──────── Provided information
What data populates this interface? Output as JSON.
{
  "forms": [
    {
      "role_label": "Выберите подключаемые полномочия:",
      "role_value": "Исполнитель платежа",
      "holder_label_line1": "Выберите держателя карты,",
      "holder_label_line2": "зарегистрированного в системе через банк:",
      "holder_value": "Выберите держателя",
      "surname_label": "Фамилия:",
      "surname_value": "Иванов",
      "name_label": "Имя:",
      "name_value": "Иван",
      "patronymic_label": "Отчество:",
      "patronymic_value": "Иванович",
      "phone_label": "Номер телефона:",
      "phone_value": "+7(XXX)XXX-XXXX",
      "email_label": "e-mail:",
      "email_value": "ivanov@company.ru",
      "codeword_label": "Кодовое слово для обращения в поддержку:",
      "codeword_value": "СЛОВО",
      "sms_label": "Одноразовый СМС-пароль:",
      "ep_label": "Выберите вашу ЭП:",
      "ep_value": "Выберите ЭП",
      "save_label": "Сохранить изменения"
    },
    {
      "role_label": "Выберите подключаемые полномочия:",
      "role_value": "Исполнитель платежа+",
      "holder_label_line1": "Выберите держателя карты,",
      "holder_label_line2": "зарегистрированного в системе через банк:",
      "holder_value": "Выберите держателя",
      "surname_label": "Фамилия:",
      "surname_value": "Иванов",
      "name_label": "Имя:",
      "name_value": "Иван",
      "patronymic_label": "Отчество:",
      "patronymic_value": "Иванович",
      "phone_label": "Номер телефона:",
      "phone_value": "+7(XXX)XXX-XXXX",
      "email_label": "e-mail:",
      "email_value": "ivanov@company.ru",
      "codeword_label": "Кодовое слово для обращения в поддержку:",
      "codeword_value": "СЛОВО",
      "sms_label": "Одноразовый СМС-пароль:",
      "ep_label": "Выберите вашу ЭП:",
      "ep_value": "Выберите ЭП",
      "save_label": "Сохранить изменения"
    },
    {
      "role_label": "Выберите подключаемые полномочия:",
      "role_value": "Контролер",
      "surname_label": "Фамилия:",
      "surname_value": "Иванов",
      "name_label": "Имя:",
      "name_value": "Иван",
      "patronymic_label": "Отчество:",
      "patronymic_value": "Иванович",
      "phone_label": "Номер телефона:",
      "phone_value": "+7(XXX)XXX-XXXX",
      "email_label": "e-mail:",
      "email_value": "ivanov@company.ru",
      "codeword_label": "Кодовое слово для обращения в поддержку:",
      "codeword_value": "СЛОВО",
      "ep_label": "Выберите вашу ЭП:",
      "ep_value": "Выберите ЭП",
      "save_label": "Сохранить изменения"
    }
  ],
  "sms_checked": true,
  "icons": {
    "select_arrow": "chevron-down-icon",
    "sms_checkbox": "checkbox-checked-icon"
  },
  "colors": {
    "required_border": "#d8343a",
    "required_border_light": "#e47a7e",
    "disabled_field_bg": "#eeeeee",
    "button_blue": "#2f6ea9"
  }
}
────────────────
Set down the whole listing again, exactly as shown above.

• Answer to this task:
What data populates this interface? Output as JSON.
{
  "forms": [
    {
      "role_label": "Выберите подключаемые полномочия:",
      "role_value": "Исполнитель платежа",
      "holder_label_line1": "Выберите держателя карты,",
      "holder_label_line2": "зарегистрированного в системе через банк:",
      "holder_value": "Выберите держателя",
      "surname_label": "Фамилия:",
      "surname_value": "Иванов",
      "name_label": "Имя:",
      "name_value": "Иван",
      "patronymic_label": "Отчество:",
      "patronymic_value": "Иванович",
      "phone_label": "Номер телефона:",
      "phone_value": "+7(XXX)XXX-XXXX",
      "email_label": "e-mail:",
      "email_value": "ivanov@company.ru",
      "codeword_label": "Кодовое слово для обращения в поддержку:",
      "codeword_value": "СЛОВО",
      "sms_label": "Одноразовый СМС-пароль:",
      "ep_label": "Выберите вашу ЭП:",
      "ep_value": "Выберите ЭП",
      "save_label": "Сохранить изменения"
    },
    {
      "role_label": "Выберите подключаемые полномочия:",
      "role_value": "Исполнитель платежа+",
      "holder_label_line1": "Выберите держателя карты,",
      "holder_label_line2": "зарегистрированного в системе через банк:",
      "holder_value": "Выберите держателя",
      "surname_label": "Фамилия:",
      "surname_value": "Иванов",
      "name_label": "Имя:",
      "name_value": "Иван",
      "patronymic_label": "Отчество:",
      "patronymic_value": "Иванович",
      "phone_label": "Номер телефона:",
      "phone_value": "+7(XXX)XXX-XXXX",
      "email_label": "e-mail:",
      "email_value": "ivanov@company.ru",
      "codeword_label": "Кодовое слово для обращения в поддержку:",
      "codeword_value": "СЛОВО",
      "sms_label": "Одноразовый СМС-пароль:",
      "ep_label": "Выберите вашу ЭП:",
      "ep_value": "Выберите ЭП",
      "save_label": "Сохранить изменения"
    },
    {
      "role_label": "Выберите подключаемые полномочия:",
      "role_value": "Контролер",
      "surname_label": "Фамилия:",
      "surname_value": "Иванов",
      "name_label": "Имя:",
      "name_value": "Иван",
      "patronymic_label": "Отчество:",
      "patronymic_value": "Иванович",
      "phone_label": "Номер телефона:",
      "phone_value": "+7(XXX)XXX-XXXX",
      "email_label": "e-mail:",
      "email_value": "ivanov@company.ru",
      "codeword_label": "Кодовое слово для обращения в поддержку:",
      "codeword_value": "СЛОВО",
      "ep_label": "Выберите вашу ЭП:",
      "ep_value": "Выберите ЭП",
      "save_label": "Сохранить изменения"
    }
  ],
  "sms_checked": true,
  "icons": {
    "select_arrow": "chevron-down-icon",
    "sms_checkbox": "checkbox-checked-icon"
  },
  "colors": {
    "required_border": "#d8343a",
    "required_border_light": "#e47a7e",
    "disabled_field_bg": "#eeeeee",
    "button_blue": "#2f6ea9"
  }
}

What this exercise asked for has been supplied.